My Dear Friends,
There are saints among us. We don’t know their names, but they sit next to you in the pews during Mass. They’re saying prayers for you before you arrive at church and long after Mass is over. They do tiny acts of love for you here in our parish. Their good deeds are sometimes known only to God himself. One of the most edifying things about being a priest is sometimes catching glimpses of these unknown saints at work here in our parish and school. I’d like to share the story of one of them.
This past Tuesday, our school suffered the loss of one of our longest tenured staff members. Mrs. Aleida Franco was called home by the Lord after a brief bout with cancer.
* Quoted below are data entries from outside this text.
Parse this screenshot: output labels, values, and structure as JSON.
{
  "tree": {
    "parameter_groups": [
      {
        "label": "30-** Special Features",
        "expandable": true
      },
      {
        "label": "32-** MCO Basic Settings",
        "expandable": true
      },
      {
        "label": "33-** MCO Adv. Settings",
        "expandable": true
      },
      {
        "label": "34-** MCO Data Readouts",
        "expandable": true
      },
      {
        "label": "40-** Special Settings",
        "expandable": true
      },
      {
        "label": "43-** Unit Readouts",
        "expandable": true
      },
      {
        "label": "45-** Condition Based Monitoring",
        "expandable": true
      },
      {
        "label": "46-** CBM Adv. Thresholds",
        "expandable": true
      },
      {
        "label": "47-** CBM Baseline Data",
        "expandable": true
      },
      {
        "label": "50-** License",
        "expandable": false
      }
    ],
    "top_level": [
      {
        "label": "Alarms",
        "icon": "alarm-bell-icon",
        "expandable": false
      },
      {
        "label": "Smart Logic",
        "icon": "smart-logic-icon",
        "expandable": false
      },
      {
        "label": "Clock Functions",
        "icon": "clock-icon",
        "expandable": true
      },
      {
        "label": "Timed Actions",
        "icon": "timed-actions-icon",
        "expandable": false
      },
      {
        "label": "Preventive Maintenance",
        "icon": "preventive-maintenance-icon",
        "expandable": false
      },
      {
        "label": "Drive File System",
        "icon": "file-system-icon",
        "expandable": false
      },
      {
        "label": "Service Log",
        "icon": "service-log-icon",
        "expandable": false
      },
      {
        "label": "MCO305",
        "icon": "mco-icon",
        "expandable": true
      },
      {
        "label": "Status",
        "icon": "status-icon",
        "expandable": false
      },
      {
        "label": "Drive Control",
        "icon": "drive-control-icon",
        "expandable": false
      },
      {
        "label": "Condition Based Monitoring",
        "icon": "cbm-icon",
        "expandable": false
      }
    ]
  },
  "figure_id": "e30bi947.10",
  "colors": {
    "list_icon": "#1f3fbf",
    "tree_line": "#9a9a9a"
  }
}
She had worked at St. Theresa for 38 years. She was, to put it simply, the grandmother of our school. Even if your children never attended our parochial school, you probably encountered her. She was the crossing guard for the school, and probably had you stop in your car so the little ones could walk safely to class. She wore her crossing guard vest given to her by the Coral Gables PD with pride. It was a solemn duty to look after our children. Between drop off and dismissal, she was the mother hen who looked over our students during recess so that our teachers could have lunch. You could always find her by the metal bench on the west side of our north building in what is known, and will forever be known for that matter, as “Mrs. Franco’s Bench.” She would give little treats to the kids when they showed up for recess, the middle school kids would come to her for advice, and even many of our teachers would seek out her wisdom…principal and pastor included. There were days when she would surprise the faculty with some wonderful dish that she would place in the teachers’ lounge, and sometimes she would sneak in popsicles to give to the children. And she was out there in the hot South Florida sun happily looking over “her kids.” Always ready with a welcoming smile. Always with her umbrella in hand to shield her from the sun. On rainy days, without complaint she would be at her post making sure the crosswalks were safe for our children. She was admired by all, loved by all, respected by all.
Late last spring she started to fall ill. Yet she persisted in coming to work until right around Memorial Day when her health wouldn’t allow her. She did muster up what strength she could to attend out 8th graders’ graduation on June 8th. The kids were overjoyed when they walked out of church with diplomas in hand to find Mrs. Franco ready to give them a hug. As summer went on her health continued to deteriorate. I called early in the summer to go see her and anoint her. But she wasn’t ready. Two weeks ago, not thirty minutes had passed since I had arrived home from vacation, I got a call that Mrs. Franco wanted to see me. Immediately I rushed to the hospital to see her. She was weak but able to talk. And here is the main point of all these lines I have just written: when she saw me by her bedside, she uttered with great faith, “Father, I want you to prepare me for heaven.” I will leave the rest of the details of my visit for another time, but I can honestly say that in the 20 years that I have been called to a hospital to commend a soul to heaven, I have never encountered such incredible faith. She was looking forward to heaven. To being with her husband who died not too long ago. To being with her parents again. To being with her Lord. She had a great devotion to Our Lady of Guadalupe, and in our most recent yearbook she contributed this quote from Our Blessed Mother: “If you love me, trust me and believe in me, I will respond.” The words resonated with me because one of her last words to me was to continue to take care of the children. She was always interceding on their behalf when they would get into mischief, and now I know she is interceding on their behalf before our Lord.
Yes, there are saints among us. Our community just lost one. Look around you in church today. Pray for your brother and sister sitting next to you. Do a good deed for them. Mirror the example of Mrs. Franco. And pray for our children just as she always did. St. Theresa has lost one of her shining pillars, but we gained a humble, yet persistent intercessor much like our patroness. Rest well, Mrs. Franco. May you hear the words we all long to hear one day: “Well done good and faithful servant. Come share in your Master’s joy.” (Matthew 25:21)
God bless you all,